Fraser isn’t quite prepared, and stumbles backwards into a pillar; in fact, he is almost entirely unprepared, even though he’s been thinking about this for days, ever since Ray had said incomplete and Fraser had been hit with the realization. But nothing could have prepared for him for the way Ray squirms against him, the hot press of Ray’s leg between his thighs, the way his own hands clutch at Ray’s shirt, the taste, oh god, of Ray’s mouth. If he had to write a manual on Emergency Preparedness For Being Kissed By Ray Vecchio, the only thing Fraser could say would be practical experience highly encouraged.

Ray breaks away from him, breathing heavily, and only extensive training in simulating a statue gives Fraser enough discipline to keep from trying to follow Ray’s mouth. “Fuck, Benny,” Ray says.

“Ray, language,” Fraser admonishes, though secretly he agrees with the sentiment.

Ray just laughs, rubbing a hand over his head. “I’ll say it again: you really are something, Benny. Also, I can’t believe you tried to seduce me by starting a conversation about my sister.”

“Well, you kissed me, Ray,” Fraser points out.

“That’s kind of the definition of seduction, Fraser – you compelling me to make the first move, so that you can put all the blame on me.”

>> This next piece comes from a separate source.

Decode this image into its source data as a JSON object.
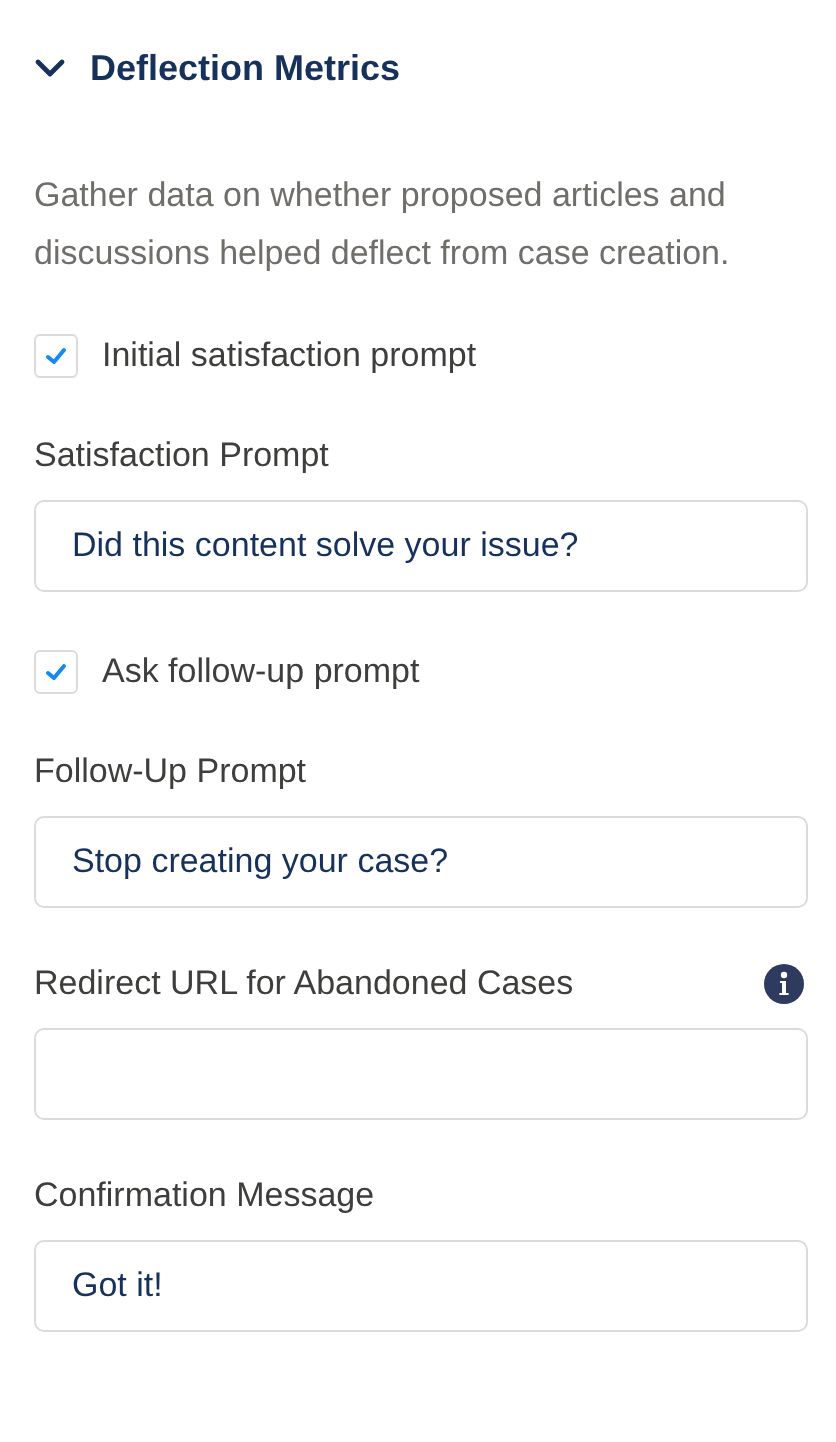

Fraser considers this. “But I don’t think there’s anything I want to blame you for.”

Ray’s exasperated tone is belied by his almost blinding smile. “Yeah, well, next time, try a different strategy, okay, Benny?”

“Alright, Ray,” says Fraser, already sketching out a draft in his mind. It may take extensive research, but this is an activity for which, he thinks, he can more than adequately prepare.